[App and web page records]

- Opening Delimiter -

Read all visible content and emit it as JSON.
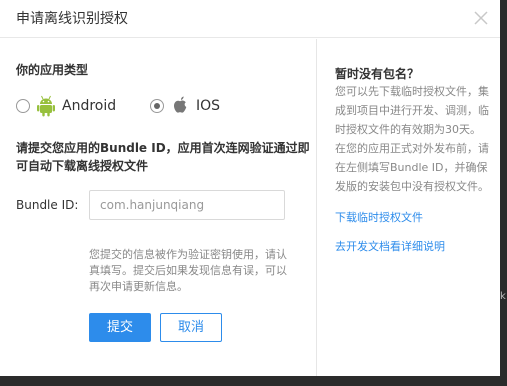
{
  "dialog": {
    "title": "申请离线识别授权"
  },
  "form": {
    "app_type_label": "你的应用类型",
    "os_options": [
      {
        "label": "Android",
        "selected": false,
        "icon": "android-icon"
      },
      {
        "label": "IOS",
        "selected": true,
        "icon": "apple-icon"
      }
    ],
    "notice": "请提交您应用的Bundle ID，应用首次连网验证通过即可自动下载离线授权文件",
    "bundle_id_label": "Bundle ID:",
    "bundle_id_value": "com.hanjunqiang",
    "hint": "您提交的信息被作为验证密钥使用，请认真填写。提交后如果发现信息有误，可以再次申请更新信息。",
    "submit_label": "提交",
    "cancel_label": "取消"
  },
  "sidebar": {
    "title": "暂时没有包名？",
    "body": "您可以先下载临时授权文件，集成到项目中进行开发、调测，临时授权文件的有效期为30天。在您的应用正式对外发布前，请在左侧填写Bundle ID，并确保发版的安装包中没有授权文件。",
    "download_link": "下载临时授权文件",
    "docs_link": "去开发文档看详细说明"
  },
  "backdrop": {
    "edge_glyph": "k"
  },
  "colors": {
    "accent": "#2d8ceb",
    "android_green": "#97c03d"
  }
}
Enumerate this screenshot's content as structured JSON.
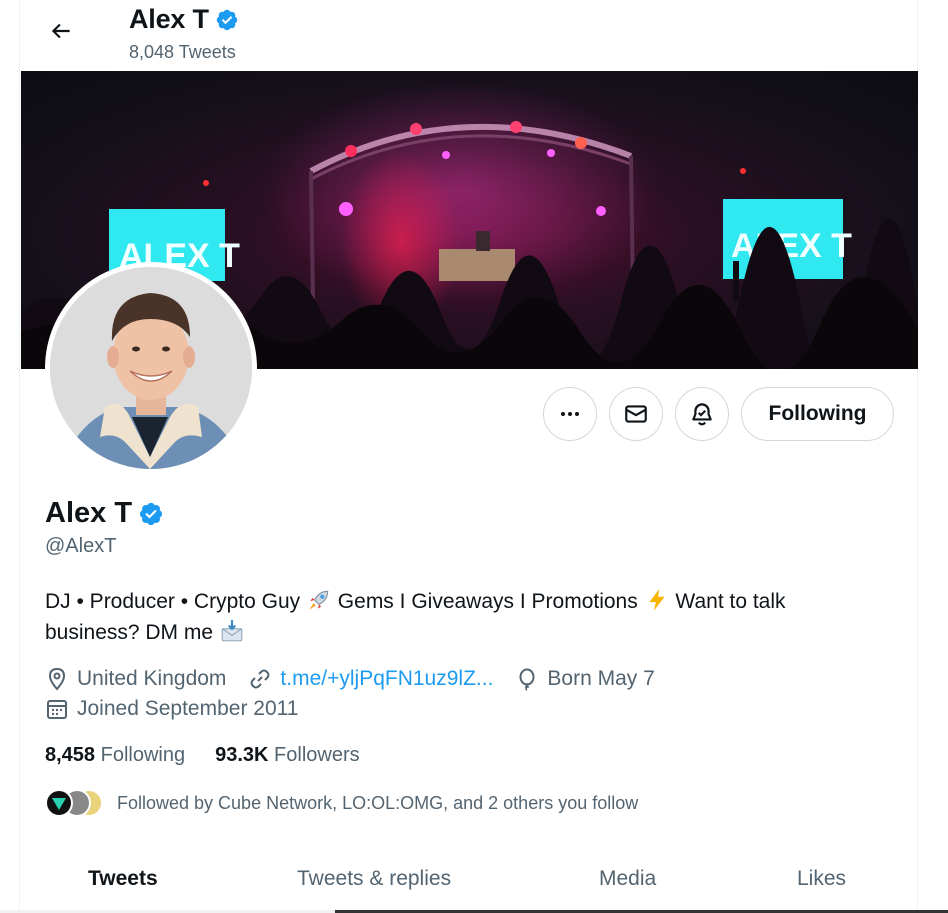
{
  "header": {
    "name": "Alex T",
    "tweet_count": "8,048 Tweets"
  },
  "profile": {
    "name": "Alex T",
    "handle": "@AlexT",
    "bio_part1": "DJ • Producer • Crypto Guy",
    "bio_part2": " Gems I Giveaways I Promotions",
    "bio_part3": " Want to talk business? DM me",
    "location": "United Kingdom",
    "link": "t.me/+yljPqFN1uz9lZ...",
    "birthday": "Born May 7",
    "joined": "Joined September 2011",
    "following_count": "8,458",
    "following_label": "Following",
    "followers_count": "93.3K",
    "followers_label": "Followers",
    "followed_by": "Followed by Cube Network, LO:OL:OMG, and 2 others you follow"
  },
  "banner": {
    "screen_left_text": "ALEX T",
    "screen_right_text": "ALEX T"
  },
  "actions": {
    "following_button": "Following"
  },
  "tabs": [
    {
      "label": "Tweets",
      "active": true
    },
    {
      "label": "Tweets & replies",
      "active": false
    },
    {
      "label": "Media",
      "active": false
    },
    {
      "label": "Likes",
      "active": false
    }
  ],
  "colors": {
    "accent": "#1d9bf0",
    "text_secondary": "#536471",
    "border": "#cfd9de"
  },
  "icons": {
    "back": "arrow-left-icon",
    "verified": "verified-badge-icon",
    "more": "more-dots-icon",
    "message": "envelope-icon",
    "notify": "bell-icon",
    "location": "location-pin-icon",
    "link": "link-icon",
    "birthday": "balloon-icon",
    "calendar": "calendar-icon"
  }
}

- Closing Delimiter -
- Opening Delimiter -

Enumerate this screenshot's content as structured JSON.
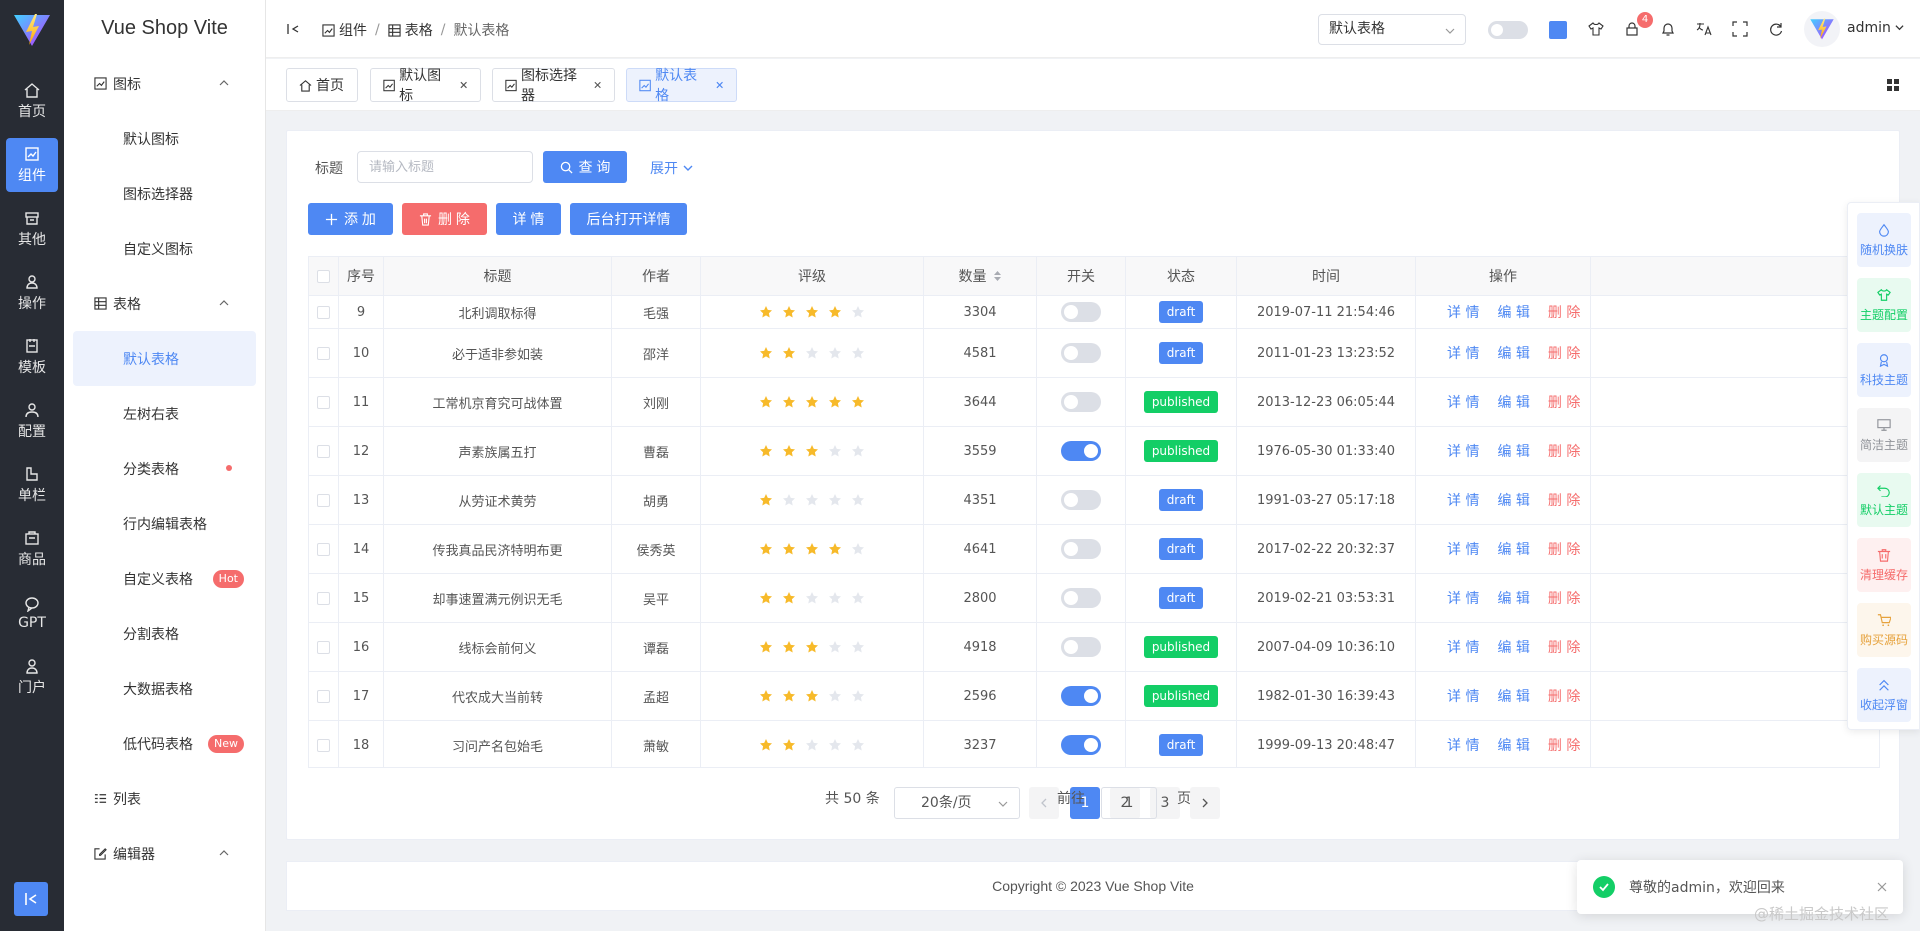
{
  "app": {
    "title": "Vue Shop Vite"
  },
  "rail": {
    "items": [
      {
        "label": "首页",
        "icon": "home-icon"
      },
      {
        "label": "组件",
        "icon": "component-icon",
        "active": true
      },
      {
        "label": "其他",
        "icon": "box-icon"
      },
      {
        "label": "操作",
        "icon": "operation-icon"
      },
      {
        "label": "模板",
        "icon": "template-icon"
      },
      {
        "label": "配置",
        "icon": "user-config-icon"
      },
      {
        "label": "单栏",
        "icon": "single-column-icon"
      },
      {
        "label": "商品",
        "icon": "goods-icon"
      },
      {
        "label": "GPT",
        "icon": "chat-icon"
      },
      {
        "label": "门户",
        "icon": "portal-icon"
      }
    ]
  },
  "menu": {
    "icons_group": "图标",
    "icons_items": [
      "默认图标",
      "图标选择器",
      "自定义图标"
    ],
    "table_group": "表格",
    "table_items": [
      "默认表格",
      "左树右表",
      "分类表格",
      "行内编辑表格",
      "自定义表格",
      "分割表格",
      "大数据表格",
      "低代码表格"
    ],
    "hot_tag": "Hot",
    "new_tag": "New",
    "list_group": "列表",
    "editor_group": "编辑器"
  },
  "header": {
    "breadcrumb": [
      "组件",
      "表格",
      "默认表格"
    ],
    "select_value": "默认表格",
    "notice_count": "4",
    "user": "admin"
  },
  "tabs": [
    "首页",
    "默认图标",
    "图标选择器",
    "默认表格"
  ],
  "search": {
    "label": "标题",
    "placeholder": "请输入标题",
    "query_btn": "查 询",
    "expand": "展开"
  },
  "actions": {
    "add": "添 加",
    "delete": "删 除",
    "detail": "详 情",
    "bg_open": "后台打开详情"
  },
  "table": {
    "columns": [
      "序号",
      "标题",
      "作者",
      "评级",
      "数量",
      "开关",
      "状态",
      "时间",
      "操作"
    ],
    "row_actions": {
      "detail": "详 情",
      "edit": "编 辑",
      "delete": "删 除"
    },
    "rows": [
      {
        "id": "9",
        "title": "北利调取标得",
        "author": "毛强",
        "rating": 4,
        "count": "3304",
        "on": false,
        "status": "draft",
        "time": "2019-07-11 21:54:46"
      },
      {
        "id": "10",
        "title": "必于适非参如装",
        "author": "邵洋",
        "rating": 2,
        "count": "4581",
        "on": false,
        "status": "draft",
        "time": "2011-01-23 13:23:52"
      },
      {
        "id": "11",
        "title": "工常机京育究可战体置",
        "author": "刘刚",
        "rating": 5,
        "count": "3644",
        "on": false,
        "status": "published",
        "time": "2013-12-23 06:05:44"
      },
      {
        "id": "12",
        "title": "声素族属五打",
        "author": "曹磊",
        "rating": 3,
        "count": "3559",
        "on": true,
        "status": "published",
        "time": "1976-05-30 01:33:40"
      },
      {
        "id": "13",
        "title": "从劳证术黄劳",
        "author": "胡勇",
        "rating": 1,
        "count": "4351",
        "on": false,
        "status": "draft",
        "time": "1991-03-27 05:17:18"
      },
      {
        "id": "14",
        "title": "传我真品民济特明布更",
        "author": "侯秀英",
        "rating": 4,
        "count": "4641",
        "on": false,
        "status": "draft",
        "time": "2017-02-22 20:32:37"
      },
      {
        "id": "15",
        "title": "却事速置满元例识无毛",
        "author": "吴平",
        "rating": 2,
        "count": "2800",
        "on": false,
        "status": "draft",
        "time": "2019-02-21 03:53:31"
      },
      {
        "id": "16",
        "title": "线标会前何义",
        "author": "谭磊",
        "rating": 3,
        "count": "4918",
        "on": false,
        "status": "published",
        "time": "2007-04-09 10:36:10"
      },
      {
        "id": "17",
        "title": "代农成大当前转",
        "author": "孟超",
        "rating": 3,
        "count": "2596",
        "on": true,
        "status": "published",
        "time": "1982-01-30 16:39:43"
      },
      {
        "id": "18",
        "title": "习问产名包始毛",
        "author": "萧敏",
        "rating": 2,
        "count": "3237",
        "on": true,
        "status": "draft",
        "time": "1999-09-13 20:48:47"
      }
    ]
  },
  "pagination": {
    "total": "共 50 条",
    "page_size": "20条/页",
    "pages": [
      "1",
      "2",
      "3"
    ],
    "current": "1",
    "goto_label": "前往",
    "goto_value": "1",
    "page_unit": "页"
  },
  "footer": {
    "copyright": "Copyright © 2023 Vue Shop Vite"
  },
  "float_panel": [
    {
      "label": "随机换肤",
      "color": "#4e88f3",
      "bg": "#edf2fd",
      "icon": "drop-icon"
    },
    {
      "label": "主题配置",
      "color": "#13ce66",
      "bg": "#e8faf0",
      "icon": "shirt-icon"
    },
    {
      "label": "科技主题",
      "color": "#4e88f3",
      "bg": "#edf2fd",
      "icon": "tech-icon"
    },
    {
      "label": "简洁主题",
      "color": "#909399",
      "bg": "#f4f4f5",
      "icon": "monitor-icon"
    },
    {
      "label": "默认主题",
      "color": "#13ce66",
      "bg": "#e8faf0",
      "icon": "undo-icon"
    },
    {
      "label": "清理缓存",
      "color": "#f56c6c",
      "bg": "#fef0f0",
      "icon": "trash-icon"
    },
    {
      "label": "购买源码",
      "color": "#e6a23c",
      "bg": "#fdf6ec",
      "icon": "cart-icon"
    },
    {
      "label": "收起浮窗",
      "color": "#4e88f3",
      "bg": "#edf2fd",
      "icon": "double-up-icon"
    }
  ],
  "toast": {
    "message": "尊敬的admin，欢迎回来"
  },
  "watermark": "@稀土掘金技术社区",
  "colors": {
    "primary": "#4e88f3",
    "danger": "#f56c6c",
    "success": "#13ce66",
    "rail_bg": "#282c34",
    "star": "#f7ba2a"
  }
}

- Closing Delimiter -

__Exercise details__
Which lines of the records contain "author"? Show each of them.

__Your response__
        "author": "毛强",
        "author": "邵洋",
        "author": "刘刚",
        "author": "曹磊",
        "author": "胡勇",
        "author": "侯秀英",
        "author": "吴平",
        "author": "谭磊",
        "author": "孟超",
        "author": "萧敏",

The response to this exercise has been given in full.